◆ **WHAT THE EXERCISE ASKS**
Copy out the entire listing word for word.

[Opening MATERIAL PROVIDED section]

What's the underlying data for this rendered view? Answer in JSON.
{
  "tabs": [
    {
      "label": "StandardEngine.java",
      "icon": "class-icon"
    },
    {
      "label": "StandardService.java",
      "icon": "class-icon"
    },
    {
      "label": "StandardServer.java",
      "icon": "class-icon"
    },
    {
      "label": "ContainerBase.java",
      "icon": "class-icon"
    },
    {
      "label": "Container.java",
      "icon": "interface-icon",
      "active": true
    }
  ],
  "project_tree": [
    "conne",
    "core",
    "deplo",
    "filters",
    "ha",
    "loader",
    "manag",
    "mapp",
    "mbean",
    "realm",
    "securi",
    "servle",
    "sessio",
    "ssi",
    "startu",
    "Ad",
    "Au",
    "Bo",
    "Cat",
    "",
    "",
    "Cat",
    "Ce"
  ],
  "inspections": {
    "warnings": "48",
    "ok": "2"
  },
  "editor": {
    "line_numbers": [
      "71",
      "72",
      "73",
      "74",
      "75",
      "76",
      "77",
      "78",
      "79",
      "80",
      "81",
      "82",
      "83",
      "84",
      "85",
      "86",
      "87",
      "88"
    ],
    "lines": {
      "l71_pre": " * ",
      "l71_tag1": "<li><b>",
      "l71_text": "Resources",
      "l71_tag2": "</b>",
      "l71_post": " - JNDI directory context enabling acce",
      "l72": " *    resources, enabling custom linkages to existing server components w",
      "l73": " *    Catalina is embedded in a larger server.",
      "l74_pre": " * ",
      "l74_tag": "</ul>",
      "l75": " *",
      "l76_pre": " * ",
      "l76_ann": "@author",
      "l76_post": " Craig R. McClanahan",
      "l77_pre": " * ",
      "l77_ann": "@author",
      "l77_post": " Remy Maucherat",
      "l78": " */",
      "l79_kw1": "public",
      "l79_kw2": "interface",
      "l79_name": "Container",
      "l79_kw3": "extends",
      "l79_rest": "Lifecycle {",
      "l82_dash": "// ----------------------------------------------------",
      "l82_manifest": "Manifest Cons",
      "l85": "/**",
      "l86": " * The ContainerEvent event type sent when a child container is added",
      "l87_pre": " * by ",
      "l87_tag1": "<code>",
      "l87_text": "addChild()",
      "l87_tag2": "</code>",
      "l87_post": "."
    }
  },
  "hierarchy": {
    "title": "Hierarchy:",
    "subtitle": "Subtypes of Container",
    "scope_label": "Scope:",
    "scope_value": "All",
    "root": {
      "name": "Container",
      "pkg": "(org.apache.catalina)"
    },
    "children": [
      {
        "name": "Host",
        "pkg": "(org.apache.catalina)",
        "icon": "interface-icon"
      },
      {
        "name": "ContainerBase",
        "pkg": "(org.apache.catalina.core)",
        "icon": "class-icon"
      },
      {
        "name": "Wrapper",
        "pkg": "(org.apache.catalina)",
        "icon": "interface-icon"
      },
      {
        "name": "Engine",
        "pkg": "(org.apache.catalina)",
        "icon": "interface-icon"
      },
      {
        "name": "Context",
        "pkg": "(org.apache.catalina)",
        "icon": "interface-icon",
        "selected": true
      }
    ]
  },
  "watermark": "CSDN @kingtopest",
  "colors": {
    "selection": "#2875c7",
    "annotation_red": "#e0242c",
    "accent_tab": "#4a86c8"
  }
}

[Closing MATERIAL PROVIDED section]

◆ **PROBLEM SOLUTION**
What's the underlying data for this rendered view? Answer in JSON.
{
  "tabs": [
    {
      "label": "StandardEngine.java",
      "icon": "class-icon"
    },
    {
      "label": "StandardService.java",
      "icon": "class-icon"
    },
    {
      "label": "StandardServer.java",
      "icon": "class-icon"
    },
    {
      "label": "ContainerBase.java",
      "icon": "class-icon"
    },
    {
      "label": "Container.java",
      "icon": "interface-icon",
      "active": true
    }
  ],
  "project_tree": [
    "conne",
    "core",
    "deplo",
    "filters",
    "ha",
    "loader",
    "manag",
    "mapp",
    "mbean",
    "realm",
    "securi",
    "servle",
    "sessio",
    "ssi",
    "startu",
    "Ad",
    "Au",
    "Bo",
    "Cat",
    "",
    "",
    "Cat",
    "Ce"
  ],
  "inspections": {
    "warnings": "48",
    "ok": "2"
  },
  "editor": {
    "line_numbers": [
      "71",
      "72",
      "73",
      "74",
      "75",
      "76",
      "77",
      "78",
      "79",
      "80",
      "81",
      "82",
      "83",
      "84",
      "85",
      "86",
      "87",
      "88"
    ],
    "lines": {
      "l71_pre": " * ",
      "l71_tag1": "<li><b>",
      "l71_text": "Resources",
      "l71_tag2": "</b>",
      "l71_post": " - JNDI directory context enabling acce",
      "l72": " *    resources, enabling custom linkages to existing server components w",
      "l73": " *    Catalina is embedded in a larger server.",
      "l74_pre": " * ",
      "l74_tag": "</ul>",
      "l75": " *",
      "l76_pre": " * ",
      "l76_ann": "@author",
      "l76_post": " Craig R. McClanahan",
      "l77_pre": " * ",
      "l77_ann": "@author",
      "l77_post": " Remy Maucherat",
      "l78": " */",
      "l79_kw1": "public",
      "l79_kw2": "interface",
      "l79_name": "Container",
      "l79_kw3": "extends",
      "l79_rest": "Lifecycle {",
      "l82_dash": "// ----------------------------------------------------",
      "l82_manifest": "Manifest Cons",
      "l85": "/**",
      "l86": " * The ContainerEvent event type sent when a child container is added",
      "l87_pre": " * by ",
      "l87_tag1": "<code>",
      "l87_text": "addChild()",
      "l87_tag2": "</code>",
      "l87_post": "."
    }
  },
  "hierarchy": {
    "title": "Hierarchy:",
    "subtitle": "Subtypes of Container",
    "scope_label": "Scope:",
    "scope_value": "All",
    "root": {
      "name": "Container",
      "pkg": "(org.apache.catalina)"
    },
    "children": [
      {
        "name": "Host",
        "pkg": "(org.apache.catalina)",
        "icon": "interface-icon"
      },
      {
        "name": "ContainerBase",
        "pkg": "(org.apache.catalina.core)",
        "icon": "class-icon"
      },
      {
        "name": "Wrapper",
        "pkg": "(org.apache.catalina)",
        "icon": "interface-icon"
      },
      {
        "name": "Engine",
        "pkg": "(org.apache.catalina)",
        "icon": "interface-icon"
      },
      {
        "name": "Context",
        "pkg": "(org.apache.catalina)",
        "icon": "interface-icon",
        "selected": true
      }
    ]
  },
  "watermark": "CSDN @kingtopest",
  "colors": {
    "selection": "#2875c7",
    "annotation_red": "#e0242c",
    "accent_tab": "#4a86c8"
  }
}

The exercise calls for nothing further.